Welding manufacturing engineers will need to have a Bachelor of Science degree from an accredited four-year university. Some schools offer specialized programs in welding engineering that offer particularly focused training and contribute to a candidate’s chances of finding a job after graduation. These programs combine intense, hands-on training in welding with more classroom and laboratory-based coursework designed to teach students the science behind welding and its broader application for the field of engineering.
Welding manufacturing engineering is often considered a branch of materials engineering. The Bureau of Labor Statistics estimates that in 2012, there were 23,200 professionals employed in this capacity earning a median wage of $85,150 per year. They estimate that the field will grow by only one percent by 2022, adding just 200 more jobs. Keep in mind, however, that materials engineering is not a perfect corollary for welding manufacturing engineering, and that the demand for skilled welders is always high.

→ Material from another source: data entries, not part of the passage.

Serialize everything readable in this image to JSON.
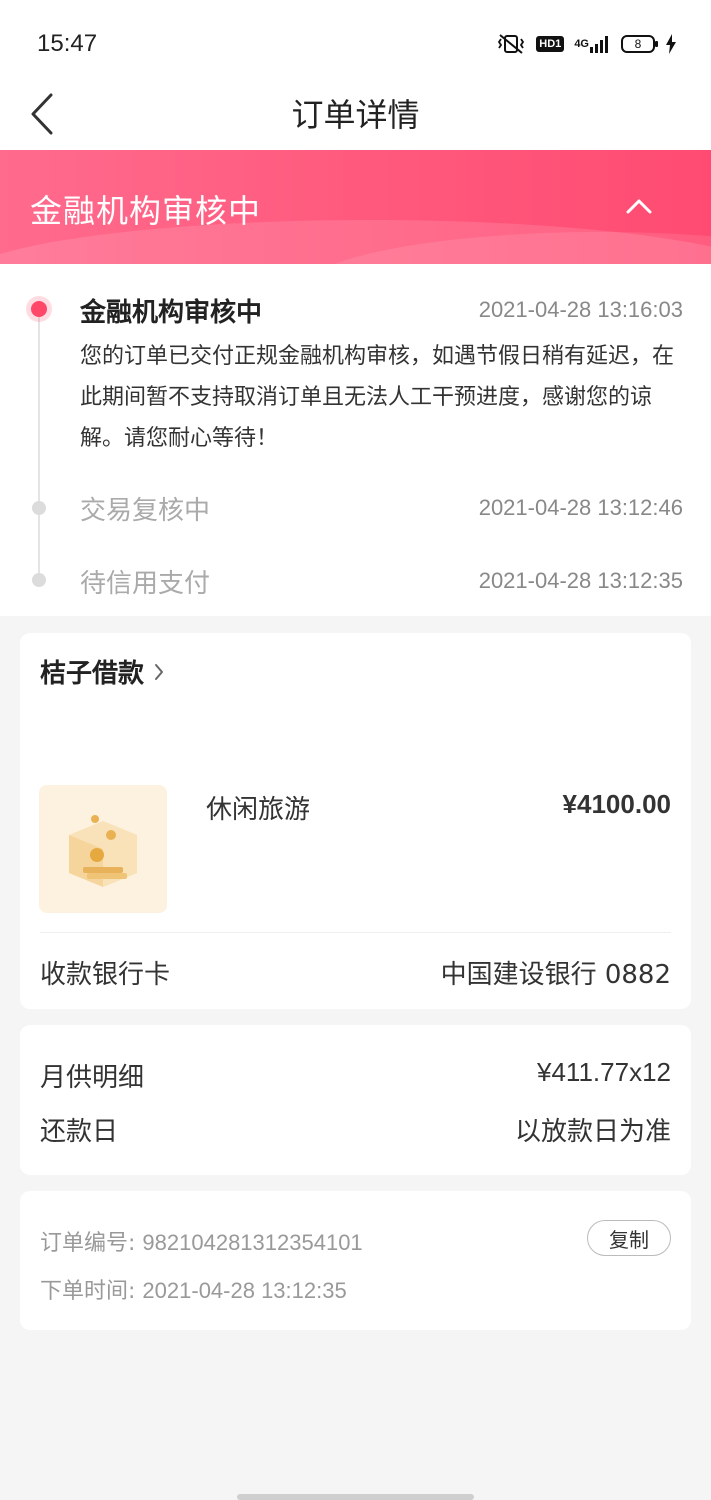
{
  "status_bar": {
    "time": "15:47",
    "hd_label": "HD1",
    "network_label": "4G",
    "battery": "8",
    "icons": [
      "vibrate-icon",
      "hd-icon",
      "signal-icon",
      "battery-icon",
      "charging-icon"
    ]
  },
  "nav": {
    "title": "订单详情",
    "back_icon": "chevron-left-icon"
  },
  "banner": {
    "title": "金融机构审核中",
    "toggle_icon": "chevron-up-icon"
  },
  "timeline": [
    {
      "title": "金融机构审核中",
      "time": "2021-04-28 13:16:03",
      "description": "您的订单已交付正规金融机构审核，如遇节假日稍有延迟，在此期间暂不支持取消订单且无法人工干预进度，感谢您的谅解。请您耐心等待！",
      "active": true
    },
    {
      "title": "交易复核中",
      "time": "2021-04-28 13:12:46",
      "active": false
    },
    {
      "title": "待信用支付",
      "time": "2021-04-28 13:12:35",
      "active": false
    }
  ],
  "product_card": {
    "merchant": "桔子借款",
    "merchant_icon": "chevron-right-icon",
    "product_name": "休闲旅游",
    "product_price": "¥4100.00",
    "bank_label": "收款银行卡",
    "bank_value": "中国建设银行 0882"
  },
  "repay_card": {
    "monthly_label": "月供明细",
    "monthly_value": "¥411.77x12",
    "due_label": "还款日",
    "due_value": "以放款日为准"
  },
  "order_card": {
    "order_no_label": "订单编号:",
    "order_no": "982104281312354101",
    "order_time_label": "下单时间:",
    "order_time": "2021-04-28 13:12:35",
    "copy_label": "复制"
  },
  "colors": {
    "accent": "#ff4769",
    "banner_start": "#ff6b8d",
    "banner_end": "#ff4b72"
  }
}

A company in Newall, GA is looking for a welding manufacturing engineer to provide daily shop floor support. This professional will be responsible for troubleshooting issues on the factory floor, machining parts, taking responsibility for quality control measures, and performing specialized maintenance around the plant. Candidates must have a bachelor’s degree paired with six or more years of engineering experience, and it is preferred that they have experience with Fanuc and Panasonic robotic welding cells.
Think of how many common products require welding at some stage in their production. Would you like to posses the specialized skills that worldwide manufacturing depends on? If so, give serious thought to becoming a welding manufacturing engineer. To find more vacancies and to learn effective application and interviewing strategies, work with the top GA engineering staffing firm, Selectek.